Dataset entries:

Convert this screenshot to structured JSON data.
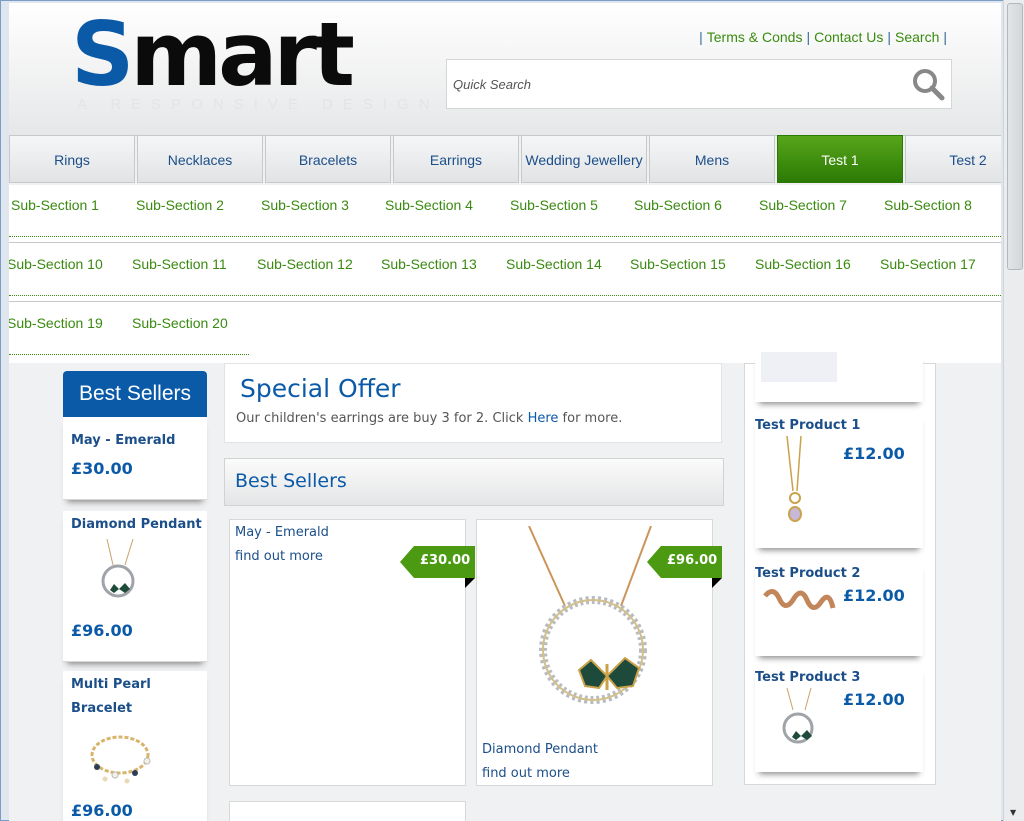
{
  "logo": {
    "s": "S",
    "rest": "mart",
    "tagline": "A RESPONSIVE DESIGN"
  },
  "toplinks": [
    "Terms & Conds",
    "Contact Us",
    "Search"
  ],
  "search": {
    "placeholder": "Quick Search",
    "icon": "search-icon"
  },
  "nav": [
    "Rings",
    "Necklaces",
    "Bracelets",
    "Earrings",
    "Wedding Jewellery",
    "Mens",
    "Test 1",
    "Test 2"
  ],
  "nav_active": "Test 1",
  "subnav": [
    [
      "Sub-Section 1",
      "Sub-Section 2",
      "Sub-Section 3",
      "Sub-Section 4",
      "Sub-Section 5",
      "Sub-Section 6",
      "Sub-Section 7",
      "Sub-Section 8"
    ],
    [
      "Sub-Section 10",
      "Sub-Section 11",
      "Sub-Section 12",
      "Sub-Section 13",
      "Sub-Section 14",
      "Sub-Section 15",
      "Sub-Section 16",
      "Sub-Section 17"
    ],
    [
      "Sub-Section 19",
      "Sub-Section 20"
    ]
  ],
  "left": {
    "title": "Best Sellers",
    "items": [
      {
        "name": "May - Emerald",
        "price": "£30.00"
      },
      {
        "name": "Diamond Pendant",
        "price": "£96.00"
      },
      {
        "name_line1": "Multi Pearl",
        "name_line2": "Bracelet",
        "price": "£96.00"
      }
    ]
  },
  "offer": {
    "title": "Special Offer",
    "text_before": "Our children's earrings are buy 3 for 2. Click ",
    "link": "Here",
    "text_after": " for more."
  },
  "bestsellers": {
    "title": "Best Sellers",
    "products": [
      {
        "name": "May - Emerald",
        "more": "find out more",
        "price": "£30.00"
      },
      {
        "name": "Diamond Pendant",
        "more": "find out more",
        "price": "£96.00"
      }
    ]
  },
  "right": {
    "items": [
      {
        "name": "Test Product 1",
        "price": "£12.00"
      },
      {
        "name": "Test Product 2",
        "price": "£12.00"
      },
      {
        "name": "Test Product 3",
        "price": "£12.00"
      }
    ]
  },
  "colors": {
    "brand_blue": "#0b5aa8",
    "accent_green": "#3a8a10",
    "active_nav": "#2c7a04"
  }
}
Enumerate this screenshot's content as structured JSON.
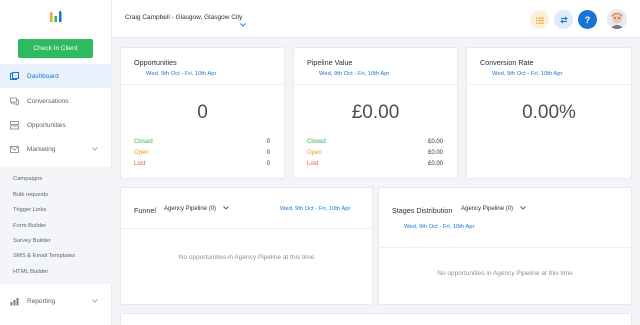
{
  "sidebar": {
    "check_in_label": "Check In Client",
    "nav": [
      {
        "label": "Dashboard"
      },
      {
        "label": "Conversations"
      },
      {
        "label": "Opportunities"
      },
      {
        "label": "Marketing"
      },
      {
        "label": "Reporting"
      }
    ],
    "submenu": [
      "Campaigns",
      "Bulk requests",
      "Trigger Links",
      "Form Builder",
      "Survey Builder",
      "SMS & Email Templates",
      "HTML Builder"
    ]
  },
  "topbar": {
    "location": "Craig Campbell - Glasgow, Glasgow City",
    "help_label": "?"
  },
  "colors": {
    "accent": "#1876d2",
    "green": "#2fba62",
    "sidebar_active": "#e8f1fc"
  },
  "cards": {
    "opportunities": {
      "title": "Opportunities",
      "date": "Wed, 9th Oct - Fri, 10th Apr",
      "value": "0",
      "stats": [
        {
          "label": "Closed",
          "value": "0"
        },
        {
          "label": "Open",
          "value": "0"
        },
        {
          "label": "Lost",
          "value": "0"
        }
      ]
    },
    "pipeline": {
      "title": "Pipeline Value",
      "date": "Wed, 9th Oct - Fri, 10th Apr",
      "value": "£0.00",
      "stats": [
        {
          "label": "Closed",
          "value": "£0.00"
        },
        {
          "label": "Open",
          "value": "£0.00"
        },
        {
          "label": "Lost",
          "value": "£0.00"
        }
      ]
    },
    "conversion": {
      "title": "Conversion Rate",
      "date": "Wed, 9th Oct - Fri, 10th Apr",
      "value": "0.00%"
    },
    "funnel": {
      "title": "Funnel",
      "pipeline": "Agency Pipeline (0)",
      "date": "Wed, 9th Oct - Fri, 10th Apr",
      "empty": "No opportunities in Agency Pipeline at this time"
    },
    "stages": {
      "title": "Stages Distribution",
      "pipeline": "Agency Pipeline (0)",
      "date": "Wed, 9th Oct - Fri, 10th Apr",
      "empty": "No opportunities in Agency Pipeline at this time"
    }
  }
}
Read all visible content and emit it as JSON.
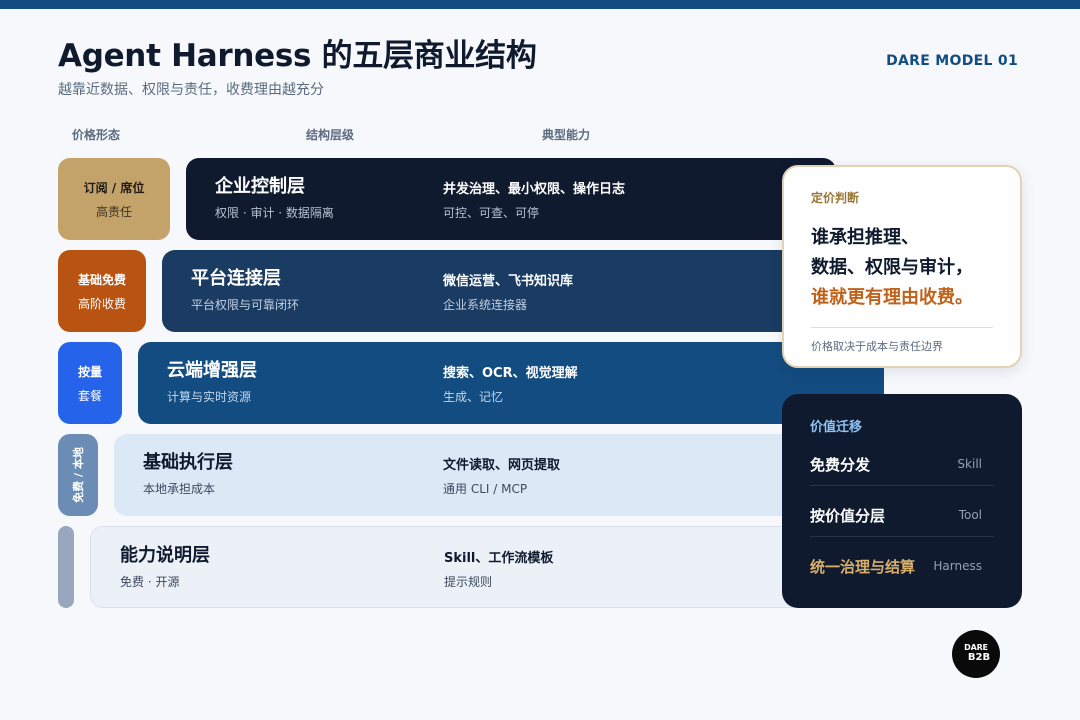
{
  "header": {
    "title": "Agent Harness 的五层商业结构",
    "subtitle": "越靠近数据、权限与责任，收费理由越充分",
    "model": "DARE MODEL 01"
  },
  "columns": {
    "pricing": "价格形态",
    "layer": "结构层级",
    "capability": "典型能力"
  },
  "pricing": [
    {
      "title": "订阅 / 席位",
      "sub": "高责任"
    },
    {
      "title": "基础免费",
      "sub": "高阶收费"
    },
    {
      "title": "按量",
      "sub": "套餐"
    },
    {
      "title": "免费 / 本地",
      "sub": ""
    },
    {
      "title": "",
      "sub": ""
    }
  ],
  "layers": [
    {
      "name": "企业控制层",
      "sub": "权限 · 审计 · 数据隔离",
      "cap1": "并发治理、最小权限、操作日志",
      "cap2": "可控、可查、可停"
    },
    {
      "name": "平台连接层",
      "sub": "平台权限与可靠闭环",
      "cap1": "微信运营、飞书知识库",
      "cap2": "企业系统连接器"
    },
    {
      "name": "云端增强层",
      "sub": "计算与实时资源",
      "cap1": "搜索、OCR、视觉理解",
      "cap2": "生成、记忆"
    },
    {
      "name": "基础执行层",
      "sub": "本地承担成本",
      "cap1": "文件读取、网页提取",
      "cap2": "通用 CLI / MCP"
    },
    {
      "name": "能力说明层",
      "sub": "免费 · 开源",
      "cap1": "Skill、工作流模板",
      "cap2": "提示规则"
    }
  ],
  "judgement": {
    "heading": "定价判断",
    "line1": "谁承担推理、",
    "line2": "数据、权限与审计，",
    "line3": "谁就更有理由收费。",
    "note": "价格取决于成本与责任边界"
  },
  "shift": {
    "heading": "价值迁移",
    "rows": [
      {
        "label": "免费分发",
        "tag": "Skill"
      },
      {
        "label": "按价值分层",
        "tag": "Tool"
      },
      {
        "label": "统一治理与结算",
        "tag": "Harness"
      }
    ]
  },
  "badge": {
    "line1": "DARE",
    "line2": "B2B"
  },
  "colors": {
    "accent_blue": "#124c80",
    "gold": "#c4a36a",
    "orange": "#b95311",
    "bright_blue": "#2563eb",
    "slate": "#6b8cb4",
    "grey": "#98a7bd",
    "navy": "#0f1a2e",
    "highlight": "#c0621a"
  }
}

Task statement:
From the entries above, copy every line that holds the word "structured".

Response area:
Convert this screenshot to structured JSON data.
Enumerate this screenshot's content as structured JSON.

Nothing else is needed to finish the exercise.